| Exercise inputs |
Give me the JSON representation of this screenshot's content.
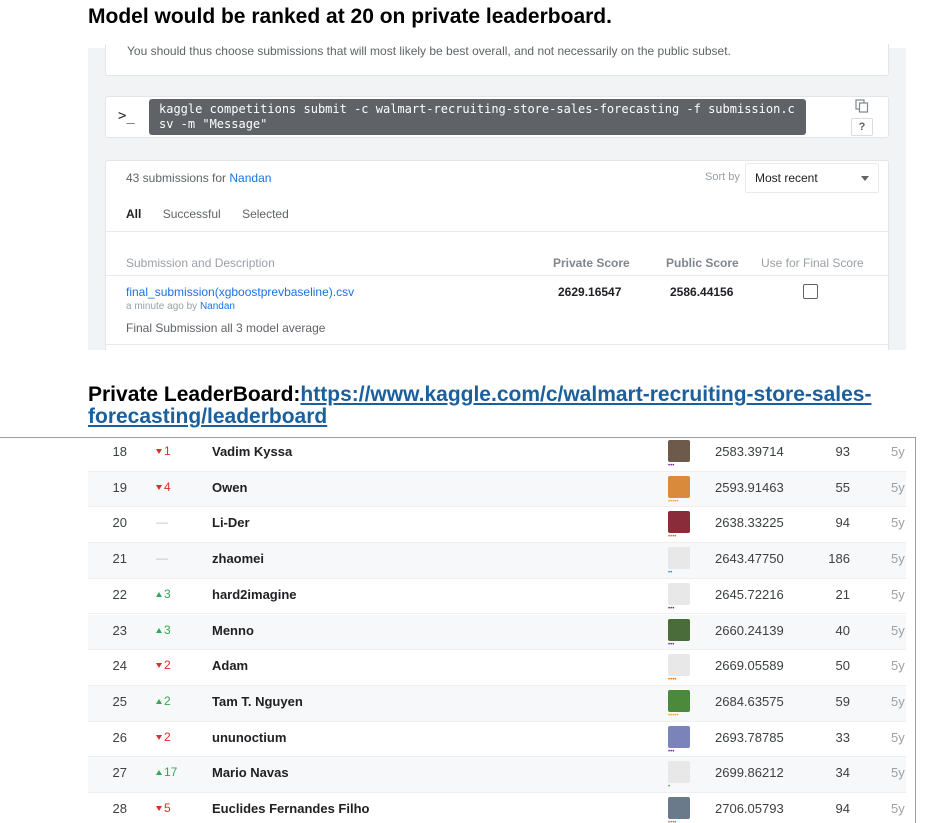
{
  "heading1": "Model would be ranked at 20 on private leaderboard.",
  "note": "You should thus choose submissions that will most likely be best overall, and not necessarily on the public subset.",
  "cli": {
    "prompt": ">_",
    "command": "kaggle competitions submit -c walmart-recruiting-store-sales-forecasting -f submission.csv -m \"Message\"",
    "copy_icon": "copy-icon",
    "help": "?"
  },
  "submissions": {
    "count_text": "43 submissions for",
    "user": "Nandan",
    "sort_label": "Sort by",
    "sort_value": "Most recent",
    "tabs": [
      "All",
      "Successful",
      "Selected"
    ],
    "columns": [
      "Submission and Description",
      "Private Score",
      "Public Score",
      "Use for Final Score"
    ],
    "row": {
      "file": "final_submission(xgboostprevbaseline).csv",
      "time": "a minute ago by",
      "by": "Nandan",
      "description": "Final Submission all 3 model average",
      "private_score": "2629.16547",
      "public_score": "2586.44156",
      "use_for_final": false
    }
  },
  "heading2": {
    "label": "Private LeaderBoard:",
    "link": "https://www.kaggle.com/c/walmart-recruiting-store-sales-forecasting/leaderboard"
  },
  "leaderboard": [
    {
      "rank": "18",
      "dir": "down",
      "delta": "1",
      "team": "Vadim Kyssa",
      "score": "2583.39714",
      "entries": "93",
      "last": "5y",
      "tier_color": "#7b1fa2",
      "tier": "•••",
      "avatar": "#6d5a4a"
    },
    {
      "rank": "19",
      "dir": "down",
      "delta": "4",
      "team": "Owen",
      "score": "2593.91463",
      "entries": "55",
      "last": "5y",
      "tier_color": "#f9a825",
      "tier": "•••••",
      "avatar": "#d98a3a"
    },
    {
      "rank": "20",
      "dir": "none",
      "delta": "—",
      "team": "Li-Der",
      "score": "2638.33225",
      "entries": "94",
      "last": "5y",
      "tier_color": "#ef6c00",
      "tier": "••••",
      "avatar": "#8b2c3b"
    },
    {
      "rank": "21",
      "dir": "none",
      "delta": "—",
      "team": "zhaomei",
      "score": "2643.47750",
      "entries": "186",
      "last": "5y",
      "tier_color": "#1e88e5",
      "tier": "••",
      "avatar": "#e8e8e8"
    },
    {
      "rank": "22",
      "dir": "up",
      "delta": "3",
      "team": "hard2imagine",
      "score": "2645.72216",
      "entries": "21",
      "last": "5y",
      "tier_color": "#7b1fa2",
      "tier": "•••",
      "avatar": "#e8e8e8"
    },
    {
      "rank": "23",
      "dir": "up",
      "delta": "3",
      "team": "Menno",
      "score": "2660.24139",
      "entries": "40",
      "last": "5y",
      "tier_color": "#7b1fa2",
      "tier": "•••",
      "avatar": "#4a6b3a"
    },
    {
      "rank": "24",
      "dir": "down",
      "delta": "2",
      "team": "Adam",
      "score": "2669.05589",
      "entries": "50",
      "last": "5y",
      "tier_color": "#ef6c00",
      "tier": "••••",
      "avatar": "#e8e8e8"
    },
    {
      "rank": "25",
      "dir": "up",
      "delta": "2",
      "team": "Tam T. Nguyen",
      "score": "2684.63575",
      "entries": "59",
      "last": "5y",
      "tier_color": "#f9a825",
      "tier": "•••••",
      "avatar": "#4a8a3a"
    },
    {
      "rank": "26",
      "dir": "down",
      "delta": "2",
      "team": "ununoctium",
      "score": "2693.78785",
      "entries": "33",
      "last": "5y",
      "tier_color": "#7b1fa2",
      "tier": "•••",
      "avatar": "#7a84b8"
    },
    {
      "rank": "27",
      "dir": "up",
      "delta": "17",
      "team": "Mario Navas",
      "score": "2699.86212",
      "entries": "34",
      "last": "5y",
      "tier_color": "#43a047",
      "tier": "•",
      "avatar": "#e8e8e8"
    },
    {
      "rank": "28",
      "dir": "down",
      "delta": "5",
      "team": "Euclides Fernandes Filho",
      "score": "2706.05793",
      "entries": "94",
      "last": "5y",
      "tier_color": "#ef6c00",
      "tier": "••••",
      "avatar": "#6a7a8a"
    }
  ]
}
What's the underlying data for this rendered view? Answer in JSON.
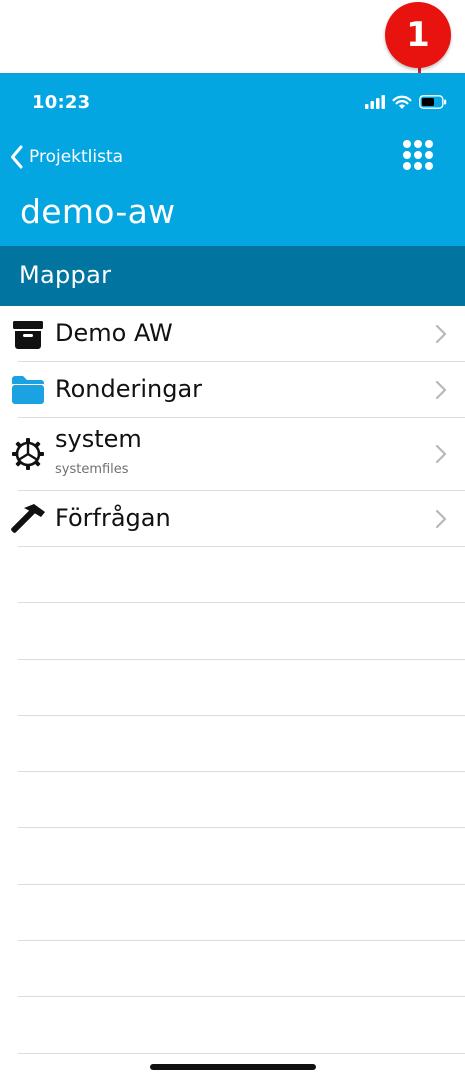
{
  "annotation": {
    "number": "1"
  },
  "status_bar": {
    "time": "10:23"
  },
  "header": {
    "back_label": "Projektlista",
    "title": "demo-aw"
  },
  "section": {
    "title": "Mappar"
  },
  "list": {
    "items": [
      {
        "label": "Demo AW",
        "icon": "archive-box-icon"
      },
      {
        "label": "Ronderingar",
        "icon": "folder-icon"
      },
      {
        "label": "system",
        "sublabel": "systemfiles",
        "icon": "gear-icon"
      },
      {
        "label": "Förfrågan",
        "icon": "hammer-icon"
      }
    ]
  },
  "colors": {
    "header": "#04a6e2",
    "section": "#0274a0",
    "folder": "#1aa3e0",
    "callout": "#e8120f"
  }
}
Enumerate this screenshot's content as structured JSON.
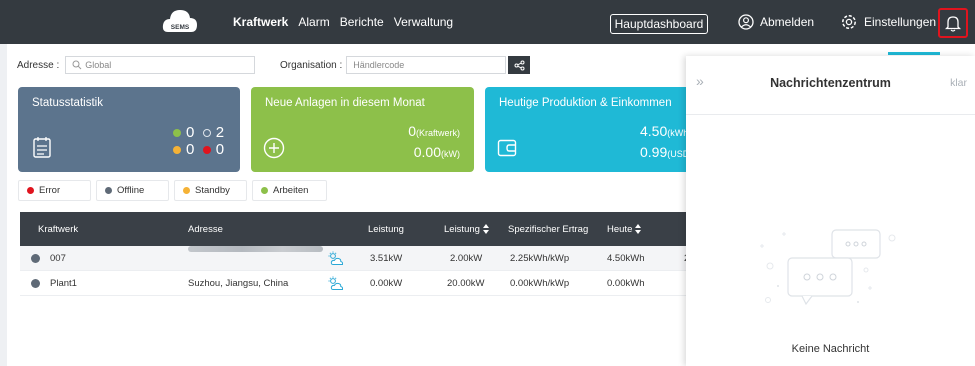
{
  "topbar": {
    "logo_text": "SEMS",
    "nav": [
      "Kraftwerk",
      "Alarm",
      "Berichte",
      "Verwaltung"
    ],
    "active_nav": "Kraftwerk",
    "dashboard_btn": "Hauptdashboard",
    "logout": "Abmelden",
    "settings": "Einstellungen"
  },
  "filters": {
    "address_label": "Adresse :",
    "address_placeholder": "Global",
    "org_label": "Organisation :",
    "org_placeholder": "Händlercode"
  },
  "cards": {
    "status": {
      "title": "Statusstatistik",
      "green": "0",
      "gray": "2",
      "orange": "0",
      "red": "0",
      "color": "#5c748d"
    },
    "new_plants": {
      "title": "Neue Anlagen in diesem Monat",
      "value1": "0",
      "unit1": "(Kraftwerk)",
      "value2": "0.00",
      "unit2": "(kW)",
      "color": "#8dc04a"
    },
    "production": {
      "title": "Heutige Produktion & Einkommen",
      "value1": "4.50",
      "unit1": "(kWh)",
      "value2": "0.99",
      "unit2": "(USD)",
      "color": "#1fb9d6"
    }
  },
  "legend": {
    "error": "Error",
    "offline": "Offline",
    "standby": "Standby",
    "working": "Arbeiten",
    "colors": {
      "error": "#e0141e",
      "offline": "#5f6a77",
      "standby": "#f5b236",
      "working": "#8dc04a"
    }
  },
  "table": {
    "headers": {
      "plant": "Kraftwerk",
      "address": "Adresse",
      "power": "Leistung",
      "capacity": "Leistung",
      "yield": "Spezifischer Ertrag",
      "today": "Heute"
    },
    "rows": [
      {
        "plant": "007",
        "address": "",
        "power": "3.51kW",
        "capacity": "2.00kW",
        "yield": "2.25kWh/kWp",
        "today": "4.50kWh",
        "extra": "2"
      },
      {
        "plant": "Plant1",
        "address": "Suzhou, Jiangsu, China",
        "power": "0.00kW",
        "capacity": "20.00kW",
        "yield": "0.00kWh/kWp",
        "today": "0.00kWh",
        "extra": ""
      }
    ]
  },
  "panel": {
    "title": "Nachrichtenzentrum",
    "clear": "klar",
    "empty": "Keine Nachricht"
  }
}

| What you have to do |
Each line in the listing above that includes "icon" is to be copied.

| Task result |
    "copy_icon": "copy-icon",
        "icon": "archive-box-icon"
        "icon": "folder-icon"
        "icon": "gear-icon"
        "icon": "hammer-icon"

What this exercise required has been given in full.